(Data extract Opens)

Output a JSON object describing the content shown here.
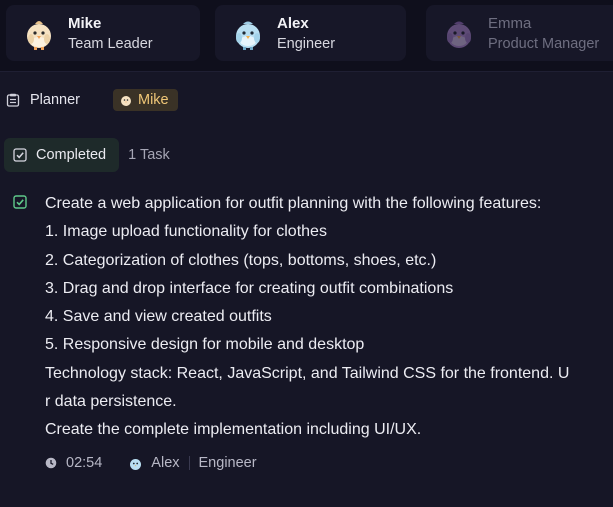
{
  "agents": [
    {
      "name": "Mike",
      "role": "Team Leader",
      "avatar": "chick-avatar-icon"
    },
    {
      "name": "Alex",
      "role": "Engineer",
      "avatar": "blue-bird-avatar-icon"
    },
    {
      "name": "Emma",
      "role": "Product Manager",
      "avatar": "purple-bird-avatar-icon"
    }
  ],
  "planner": {
    "label": "Planner",
    "assignee": "Mike",
    "icon": "clipboard-icon"
  },
  "tabs": {
    "completed_label": "Completed",
    "task_count": "1 Task"
  },
  "task": {
    "lines": [
      "Create a web application for outfit planning with the following features:",
      "1. Image upload functionality for clothes",
      "2. Categorization of clothes (tops, bottoms, shoes, etc.)",
      "3. Drag and drop interface for creating outfit combinations",
      "4. Save and view created outfits",
      "5. Responsive design for mobile and desktop",
      "Technology stack: React, JavaScript, and Tailwind CSS for the frontend. U",
      "r data persistence.",
      "Create the complete implementation including UI/UX."
    ],
    "time": "02:54",
    "agent": "Alex",
    "agent_role": "Engineer"
  },
  "colors": {
    "background": "#161626",
    "header": "#0f0f1c",
    "check_green": "#5fc98a",
    "chip_text": "#f0c777"
  }
}
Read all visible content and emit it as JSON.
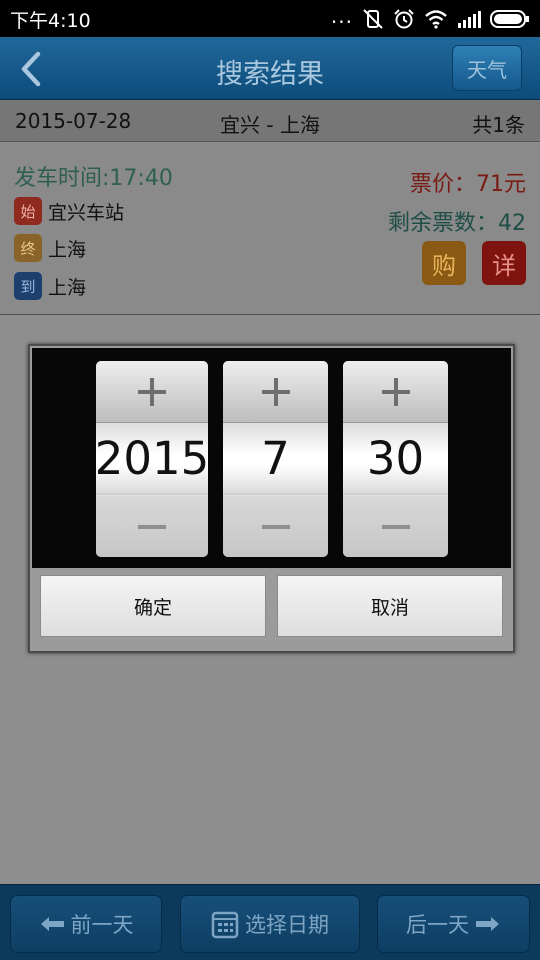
{
  "status_bar": {
    "time": "下午4:10",
    "overflow": "..."
  },
  "title_bar": {
    "title": "搜索结果",
    "weather_label": "天气"
  },
  "results_header": {
    "date": "2015-07-28",
    "route": "宜兴 - 上海",
    "count": "共1条"
  },
  "ticket": {
    "depart_time": "发车时间:17:40",
    "price": "票价：71元",
    "remaining": "剩余票数：42",
    "stops": [
      {
        "tag": "始",
        "name": "宜兴车站"
      },
      {
        "tag": "终",
        "name": "上海"
      },
      {
        "tag": "到",
        "name": "上海"
      }
    ],
    "buy_label": "购",
    "detail_label": "详"
  },
  "date_picker": {
    "year": "2015",
    "month": "7",
    "day": "30",
    "confirm_label": "确定",
    "cancel_label": "取消"
  },
  "bottom_bar": {
    "prev_day": "前一天",
    "pick_date": "选择日期",
    "next_day": "后一天"
  },
  "colors": {
    "title_bar": "#0c4c7b",
    "price": "#7a1a14",
    "remain": "#1f4e46",
    "buy": "#8a5a14",
    "detail": "#7e1310"
  }
}
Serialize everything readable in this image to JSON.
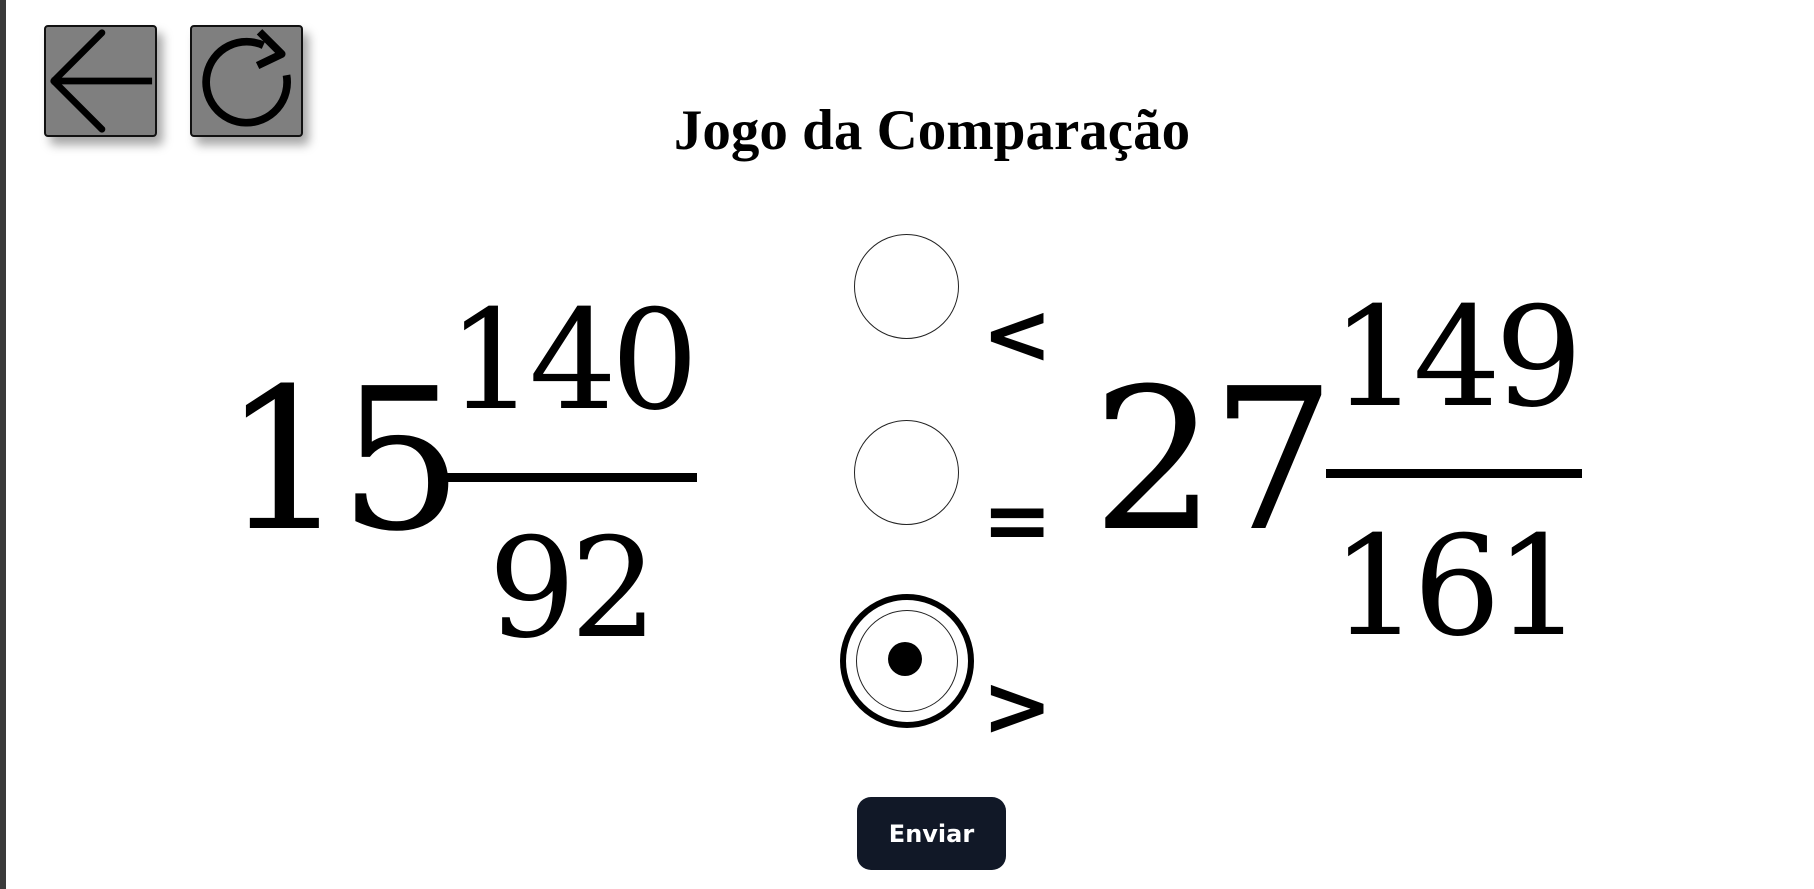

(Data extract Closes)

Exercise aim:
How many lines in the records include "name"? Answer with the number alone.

Written answer:
6